Pakistani police have arrested a man suspected of being involved in the March 2 assassination of Shahbaz Bhatti, the Catholic cabinet minister slain for his opposition to the nation’s blasphemy law.
A Church official reacted by calling upon authorities to launch a more serious investigation. “We ask the government to launch serious investigations and to urgently predispose all possible means,” said Father Yousaf Emmanuel, director of the bishops’ commission on justice and peace. “We hope and pray that the culprits are caught as soon as possible, so the family and the Christian community can have justice.”
Let’s see if they actually find the culprits and condemn them or it happens as in Gojra killings.
Herret ruled out the idea of decreasing German’s investments in Egypt if the Brotherhood come to power, stressing that the new political parties should implement a group of economic policies to boost investment and enhance the Egyptian economy’s competitiveness.
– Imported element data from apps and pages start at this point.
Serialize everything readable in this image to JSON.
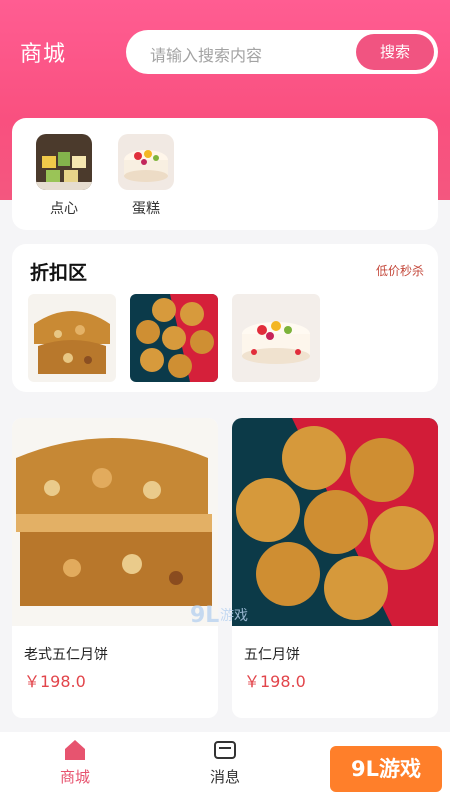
{
  "header": {
    "title": "商城",
    "search_placeholder": "请输入搜索内容",
    "search_button": "搜索",
    "accent_color": "#f9507f"
  },
  "categories": [
    {
      "label": "点心",
      "icon": "dim-sum-image"
    },
    {
      "label": "蛋糕",
      "icon": "cake-image"
    }
  ],
  "discount": {
    "title": "折扣区",
    "link": "低价秒杀",
    "images": [
      "mooncake-half-image",
      "mooncakes-group-image",
      "fruit-cake-image"
    ]
  },
  "products": [
    {
      "name": "老式五仁月饼",
      "price": "￥198.0"
    },
    {
      "name": "五仁月饼",
      "price": "￥198.0"
    }
  ],
  "tabbar": {
    "items": [
      {
        "label": "商城",
        "icon": "home-icon",
        "active": true
      },
      {
        "label": "消息",
        "icon": "message-icon",
        "active": false
      }
    ]
  },
  "watermark": {
    "text": "9L游戏",
    "mid_text": "9L游戏"
  }
}
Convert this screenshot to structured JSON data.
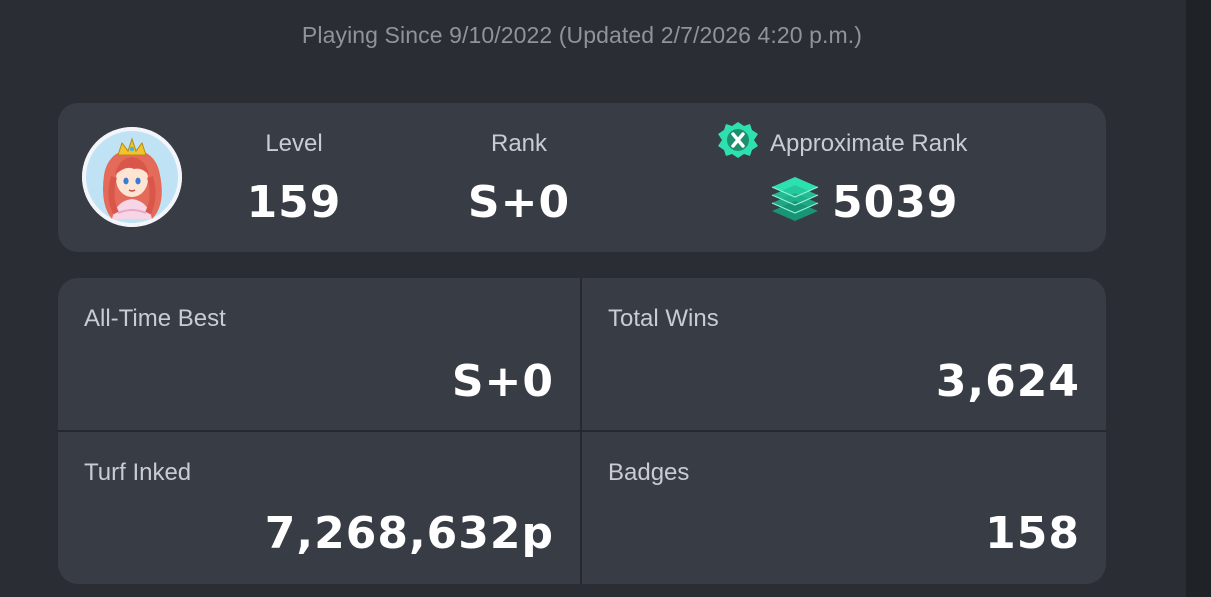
{
  "header": {
    "playing_since": "Playing Since 9/10/2022 (Updated 2/7/2026 4:20 p.m.)"
  },
  "profile": {
    "avatar_icon": "princess-avatar"
  },
  "summary": {
    "level_label": "Level",
    "level_value": "159",
    "rank_label": "Rank",
    "rank_value": "S+0",
    "approx_rank_label": "Approximate Rank",
    "approx_rank_icon": "x-battle-icon",
    "approx_rank_tier_icon": "stacked-layers-icon",
    "approx_rank_value": "5039",
    "accent_color": "#2ee0b0"
  },
  "stats": {
    "all_time_best_label": "All-Time Best",
    "all_time_best_value": "S+0",
    "total_wins_label": "Total Wins",
    "total_wins_value": "3,624",
    "turf_inked_label": "Turf Inked",
    "turf_inked_value": "7,268,632p",
    "badges_label": "Badges",
    "badges_value": "158"
  }
}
The German official played down the concerns about the Muslim Brotherhood winning the elections.
“Islam is a moderate religion, which encourages dialogue with the other and denounces violence and extremism,” he explained.
The decapitated body of a Christian man has been discovered in Kirkuk, northern Iraq, a few days after he was kidnapped. Ashur Yacob Issa, 29, was abducted late Friday night or early Saturday morning (13 or 14 May) and his mutilated body was discovered last Monday morning (16 May).
His family had been asked for a ransom but was not able to pay the sum of more than £61,500 the kidnappers demanded.
Speaking to Aid to the Church in Need, the charity for persecuted and other suffering Christians, Archbishop Louis Sako of Kirkuk condemned the killing, and went on to pay tribute to the strength and faith of his community despite the continuing threat of violence.
Archbishop Sako said: “In all these years, I have never heard of a single Christian converting to Islam, despite the many threats.”
Pakistan’s fundamentalists are rejoicing following the acquittal verdict. The country’s Christian minority is “under shock” because, this time as well, the massacre of innocent victims done in the name of the infamous blasphemy law will go unpunished. The justice system also shows its powerlessness vis-à-vis extremists who can carry out heinous crimes with total impunity, whilst the government remains silent. Meanwhile, a Muslim religious leader publicly says that Christians “deserve” to be murdered.
A Pakistani anti-terrorism court acquitted 70 people who, in various roles, were involved in the Gojra massacre of August 2009 (see Fareed Khan, “Eight Christians burned alive in Punjab,” in AsiaNews, 2 August 2009). The anti-Christian violence broke out following blasphemy allegations. During a wedding, a group of Christians supposedly burnt pages of the Qur‘an, a pretext used to strike at the religious minority.
Gulfam (which means “like a flower”) is 9 years old (her surname is not revealed out of respect and decency to the family) and is enrolled in the third grade. She lives in village number 226 in the district of Tehsil Samundari. On 10 December she returned from school and her sister-in-law, wanting to make chapatti (bread used in Pakistan) sent her, along with her cousin of seven years, to collect wood in a nearby sugarcane field. After a short time the child came home and revealed that Gulfam had been taken and dragged by a man into that field. When relatives arrived on the ground they caught the man who abused the child red-handed, who immediately fled. Gulfam’s mother took the girl, half-naked, home. Then the parents went to the police and reported the rape. The man was arrested. But the family is terrified because the village is mainly Muslim. The relatives of the rapist have already tried to intimidate and threaten the family of Gulfam to withdraw the charges. The girl said the man had offered her money and at her refusal, he took her by force, taping over her mouth and raping her. He also told her “not to worry because he had done the same service to other young Christian girls.”